Apologies to those that may have wasted some bandwidth checking this site over the weekend. In addition to all the regular goings-on at our place (with a Mother’s Day bonus) I spent all of my blog-time getting Alfablogger back up and running again. It’s back now, looking a little better, though I lost a lot of my initial content and am having to start again from scratch.
This site will most likely migrate to a new server here in Australia as of Tuesday afternoon (my time). I’m hoping for a smooth transition, but reserve the right to acknowledge Murphy’s Law at any given point. Fingers crossed.
There’s kids starving all over the world, yet European Car Web magazine thought it was OK to get a Saab 9-2x Aero and then blow another $28,000 on modifications. They’ve finally finished their project car and after modifying the living daylights out of it, they’ve returned it to stock condition. The entire series is available here.
That’s around $25,000 worth of 9-2x Aero (depending on the incentive you got) plus another $28,000 in modifications. $53,000 worth of 9-2x. Go figure. To my mind, that kind of 9-2x doesn’t exist. And the number of other desirables for that kind of money (we’re talking US dollars) makes up a rather long list.
A Trollhattan warning: If you have this much money to spend and if you spend it in this manner then please seek an appointment with a respected financial counselor – asap.
The Boston Herald lend further proof that the Saab 9-7x wasn’t made primarily to satisfy the needs of current Saab owners:
Inside, the 9-7x’s Saab heritage is even more obvious.
Anyone who’s ever been in a Saab for any length of time (and enjoyed it) will feel right at home in the 9-7x.
The fact that the 9-7x has very little, if any, Saab heritage is not the point. It’s fact that the journo and many other punters like him might think that it does – that’s what matters.
The 9-7x is becoming a success for Saab USA because it was properly developed and executed. It may not be completely kosher for us traditionalists, but money in the bank is money in the bank, and every little bit of it helps to ensure Saab’s future.
Don’t tell anyone, but apparently the Aero-X really is just a concept car and doesn’t have the 100% biopower engine that the computer projections are based on…..
Under the hood is an old V-6 to move it from place to place. When we finally got the Aero-X started (with jumper cables), it sounded like a truck and creaked around the airfield like Aunt Mary with arthritis.
Ah, but it looks soooo good.
Yes, it does.
More talk about Ford and the plug-in hybrid at Autoblog.
Meanwhile, Rick Wagoner will be lobbying Dubya for some help in expanding the e85 distribution system.
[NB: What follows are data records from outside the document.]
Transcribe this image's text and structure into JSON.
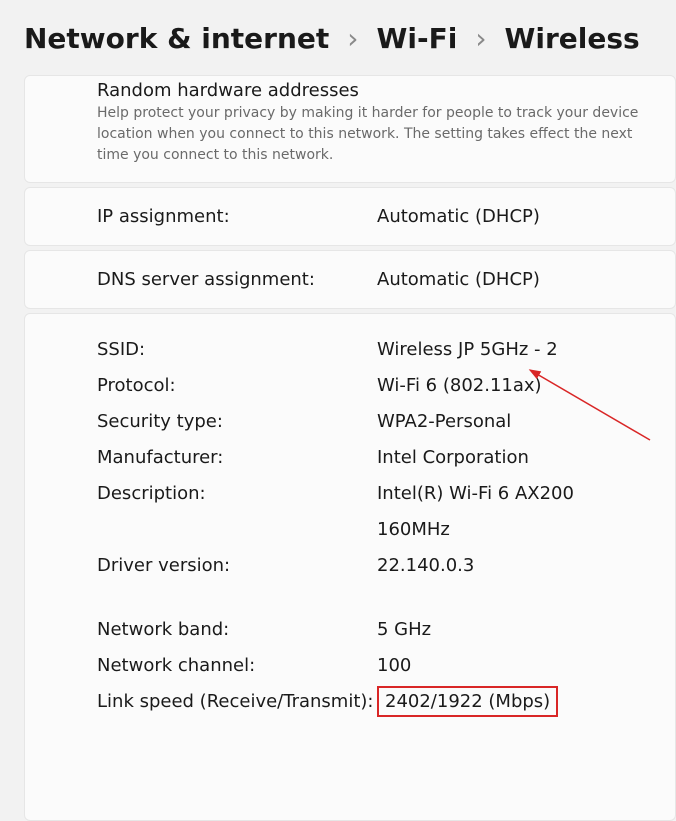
{
  "breadcrumb": {
    "level1": "Network & internet",
    "level2": "Wi-Fi",
    "level3": "Wireless"
  },
  "randomAddresses": {
    "title": "Random hardware addresses",
    "description": "Help protect your privacy by making it harder for people to track your device location when you connect to this network. The setting takes effect the next time you connect to this network."
  },
  "ipAssignment": {
    "label": "IP assignment:",
    "value": "Automatic (DHCP)"
  },
  "dnsAssignment": {
    "label": "DNS server assignment:",
    "value": "Automatic (DHCP)"
  },
  "details": {
    "ssid": {
      "label": "SSID:",
      "value": "Wireless JP 5GHz - 2"
    },
    "protocol": {
      "label": "Protocol:",
      "value": "Wi-Fi 6 (802.11ax)"
    },
    "securityType": {
      "label": "Security type:",
      "value": "WPA2-Personal"
    },
    "manufacturer": {
      "label": "Manufacturer:",
      "value": "Intel Corporation"
    },
    "description": {
      "label": "Description:",
      "value": "Intel(R) Wi-Fi 6 AX200 160MHz"
    },
    "driverVersion": {
      "label": "Driver version:",
      "value": "22.140.0.3"
    },
    "networkBand": {
      "label": "Network band:",
      "value": "5 GHz"
    },
    "networkChannel": {
      "label": "Network channel:",
      "value": "100"
    },
    "linkSpeed": {
      "label": "Link speed (Receive/Transmit):",
      "value": "2402/1922 (Mbps)"
    }
  }
}
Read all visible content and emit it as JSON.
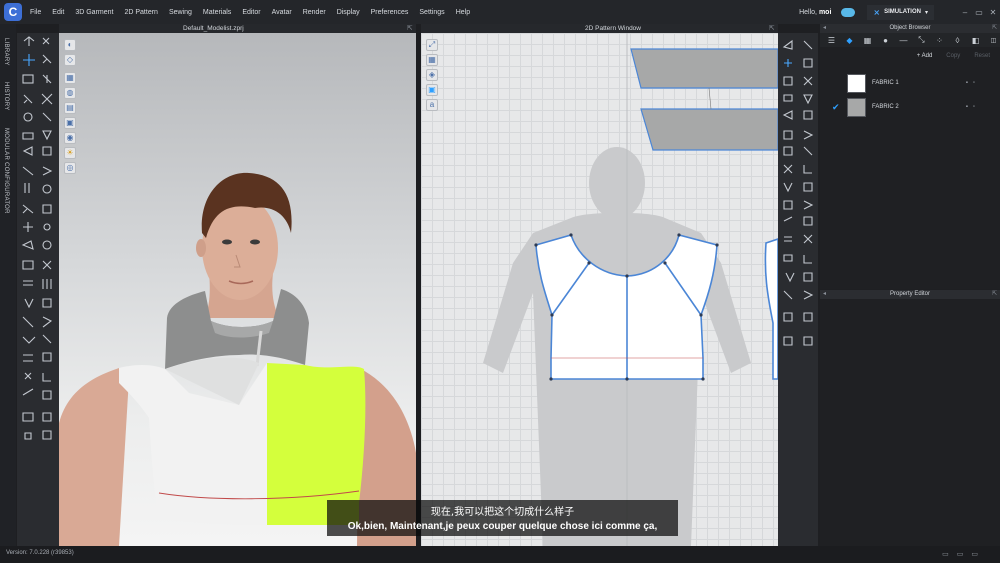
{
  "app": {
    "logo_letter": "C"
  },
  "menu": [
    "File",
    "Edit",
    "3D Garment",
    "2D Pattern",
    "Sewing",
    "Materials",
    "Editor",
    "Avatar",
    "Render",
    "Display",
    "Preferences",
    "Settings",
    "Help"
  ],
  "user": {
    "greeting": "Hello,",
    "name": "moi"
  },
  "simulation": {
    "label": "SIMULATION",
    "state_icon": "chevron-down"
  },
  "left_tabs": [
    "LIBRARY",
    "HISTORY",
    "MODULAR CONFIGURATOR"
  ],
  "viewport_3d": {
    "title": "Default_Modelist.zprj"
  },
  "viewport_2d": {
    "title": "2D Pattern Window"
  },
  "object_browser": {
    "title": "Object Browser",
    "add_label": "+ Add",
    "copy_label": "Copy",
    "reset_label": "Reset",
    "fabrics": [
      {
        "name": "FABRIC 1",
        "color": "#ffffff",
        "selected": false
      },
      {
        "name": "FABRIC 2",
        "color": "#a7a8a8",
        "selected": true
      }
    ]
  },
  "property_editor": {
    "title": "Property Editor"
  },
  "status": {
    "version": "Version: 7.0.228 (r39853)"
  },
  "subtitles": {
    "zh": "现在,我可以把这个切成什么样子",
    "fr": "Ok,bien, Maintenant,je peux couper quelque chose ici comme ça,"
  },
  "colors": {
    "accent": "#2ea0ff",
    "neon_fabric": "#d4ff3c",
    "collar": "#8d8e8e"
  }
}
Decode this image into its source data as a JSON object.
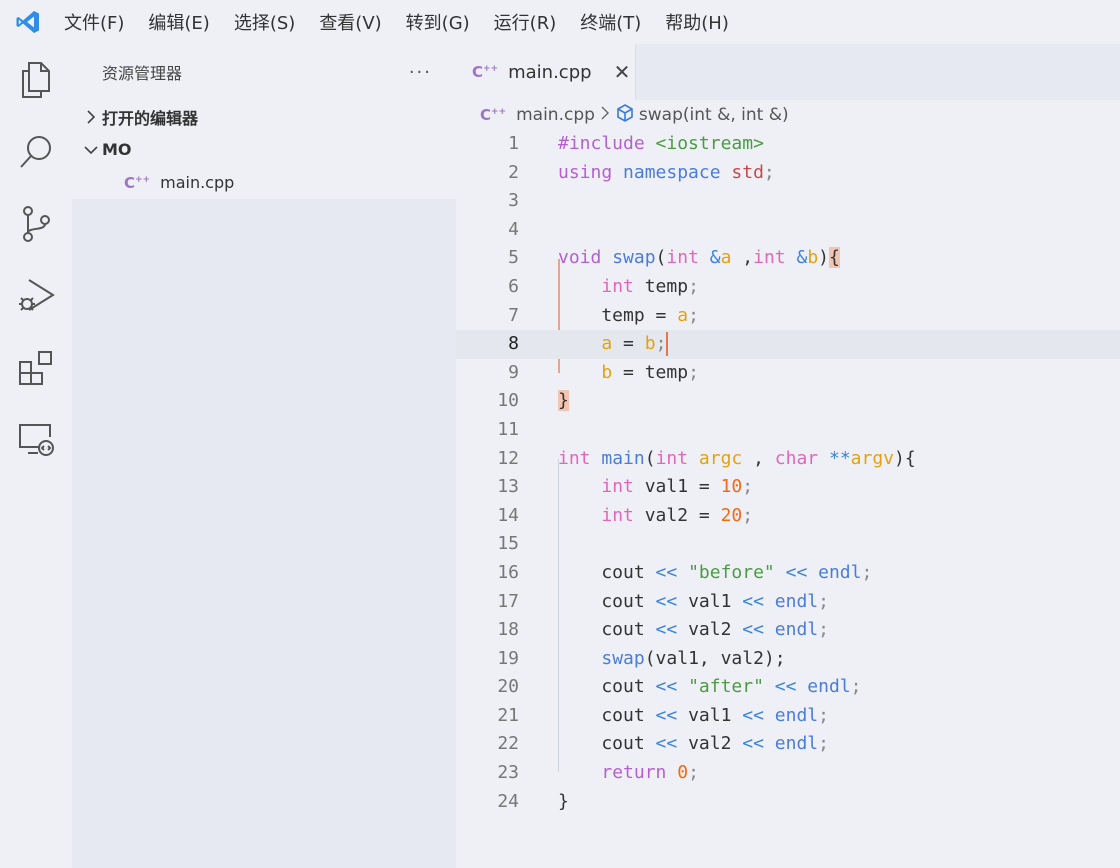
{
  "menu": {
    "items": [
      "文件(F)",
      "编辑(E)",
      "选择(S)",
      "查看(V)",
      "转到(G)",
      "运行(R)",
      "终端(T)",
      "帮助(H)"
    ]
  },
  "activity_bar": {
    "icons": [
      "explorer-icon",
      "search-icon",
      "source-control-icon",
      "run-debug-icon",
      "extensions-icon",
      "remote-explorer-icon"
    ]
  },
  "sidebar": {
    "title": "资源管理器",
    "more": "···",
    "open_editors": "打开的编辑器",
    "folder": "MO",
    "file": "main.cpp"
  },
  "editor": {
    "tab_label": "main.cpp",
    "breadcrumb_file": "main.cpp",
    "breadcrumb_symbol": "swap(int &, int &)",
    "current_line": 8,
    "lines": [
      [
        [
          "t-kw",
          "#include "
        ],
        [
          "t-str",
          "<iostream>"
        ]
      ],
      [
        [
          "t-kw",
          "using "
        ],
        [
          "t-fn",
          "namespace "
        ],
        [
          "t-ns",
          "std"
        ],
        [
          "t-punct",
          ";"
        ]
      ],
      [],
      [],
      [
        [
          "t-kw",
          "void "
        ],
        [
          "t-fn",
          "swap"
        ],
        [
          "t-pl",
          "("
        ],
        [
          "t-type",
          "int "
        ],
        [
          "t-op",
          "&"
        ],
        [
          "t-var",
          "a"
        ],
        [
          "t-pl",
          " ,"
        ],
        [
          "t-type",
          "int "
        ],
        [
          "t-op",
          "&"
        ],
        [
          "t-var",
          "b"
        ],
        [
          "t-pl",
          ")"
        ],
        [
          "bracket",
          "{"
        ]
      ],
      [
        [
          "t-pl",
          "    "
        ],
        [
          "t-type",
          "int "
        ],
        [
          "t-pl",
          "temp"
        ],
        [
          "t-punct",
          ";"
        ]
      ],
      [
        [
          "t-pl",
          "    temp = "
        ],
        [
          "t-var",
          "a"
        ],
        [
          "t-punct",
          ";"
        ]
      ],
      [
        [
          "t-pl",
          "    "
        ],
        [
          "t-var",
          "a"
        ],
        [
          "t-pl",
          " = "
        ],
        [
          "t-var",
          "b"
        ],
        [
          "t-punct",
          ";"
        ],
        [
          "cursor",
          ""
        ]
      ],
      [
        [
          "t-pl",
          "    "
        ],
        [
          "t-var",
          "b"
        ],
        [
          "t-pl",
          " = temp"
        ],
        [
          "t-punct",
          ";"
        ]
      ],
      [
        [
          "bracket",
          "}"
        ]
      ],
      [],
      [
        [
          "t-type",
          "int "
        ],
        [
          "t-fn",
          "main"
        ],
        [
          "t-pl",
          "("
        ],
        [
          "t-type",
          "int "
        ],
        [
          "t-var",
          "argc "
        ],
        [
          "t-pl",
          ", "
        ],
        [
          "t-type",
          "char "
        ],
        [
          "t-op",
          "**"
        ],
        [
          "t-var",
          "argv"
        ],
        [
          "t-pl",
          "){"
        ]
      ],
      [
        [
          "t-pl",
          "    "
        ],
        [
          "t-type",
          "int "
        ],
        [
          "t-pl",
          "val1 = "
        ],
        [
          "t-num",
          "10"
        ],
        [
          "t-punct",
          ";"
        ]
      ],
      [
        [
          "t-pl",
          "    "
        ],
        [
          "t-type",
          "int "
        ],
        [
          "t-pl",
          "val2 = "
        ],
        [
          "t-num",
          "20"
        ],
        [
          "t-punct",
          ";"
        ]
      ],
      [],
      [
        [
          "t-pl",
          "    cout "
        ],
        [
          "t-op",
          "<< "
        ],
        [
          "t-str",
          "\"before\" "
        ],
        [
          "t-op",
          "<< "
        ],
        [
          "t-fn",
          "endl"
        ],
        [
          "t-punct",
          ";"
        ]
      ],
      [
        [
          "t-pl",
          "    cout "
        ],
        [
          "t-op",
          "<< "
        ],
        [
          "t-pl",
          "val1 "
        ],
        [
          "t-op",
          "<< "
        ],
        [
          "t-fn",
          "endl"
        ],
        [
          "t-punct",
          ";"
        ]
      ],
      [
        [
          "t-pl",
          "    cout "
        ],
        [
          "t-op",
          "<< "
        ],
        [
          "t-pl",
          "val2 "
        ],
        [
          "t-op",
          "<< "
        ],
        [
          "t-fn",
          "endl"
        ],
        [
          "t-punct",
          ";"
        ]
      ],
      [
        [
          "t-pl",
          "    "
        ],
        [
          "t-fn",
          "swap"
        ],
        [
          "t-pl",
          "(val1, val2);"
        ]
      ],
      [
        [
          "t-pl",
          "    cout "
        ],
        [
          "t-op",
          "<< "
        ],
        [
          "t-str",
          "\"after\" "
        ],
        [
          "t-op",
          "<< "
        ],
        [
          "t-fn",
          "endl"
        ],
        [
          "t-punct",
          ";"
        ]
      ],
      [
        [
          "t-pl",
          "    cout "
        ],
        [
          "t-op",
          "<< "
        ],
        [
          "t-pl",
          "val1 "
        ],
        [
          "t-op",
          "<< "
        ],
        [
          "t-fn",
          "endl"
        ],
        [
          "t-punct",
          ";"
        ]
      ],
      [
        [
          "t-pl",
          "    cout "
        ],
        [
          "t-op",
          "<< "
        ],
        [
          "t-pl",
          "val2 "
        ],
        [
          "t-op",
          "<< "
        ],
        [
          "t-fn",
          "endl"
        ],
        [
          "t-punct",
          ";"
        ]
      ],
      [
        [
          "t-pl",
          "    "
        ],
        [
          "t-kw",
          "return "
        ],
        [
          "t-num",
          "0"
        ],
        [
          "t-punct",
          ";"
        ]
      ],
      [
        [
          "t-pl",
          "}"
        ]
      ]
    ]
  }
}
GM plans on focusing more and more on alternate fuels rather than hybrids as their answer to rising fuel prices.
At face value, I’ve really got to question the wisdom of this in the US market. Unless they come up with a major advance for making ethanol cheaper and more efficiently, I can’t help but think there’s going to be some massive hurdles.
I’m all for the Biopower Saabs coming to the US market, but I still question the wisdom of doing this at the expense of a diesel product, whose market will expand and gain acceptance at a much quicker rate (in my estimation at least).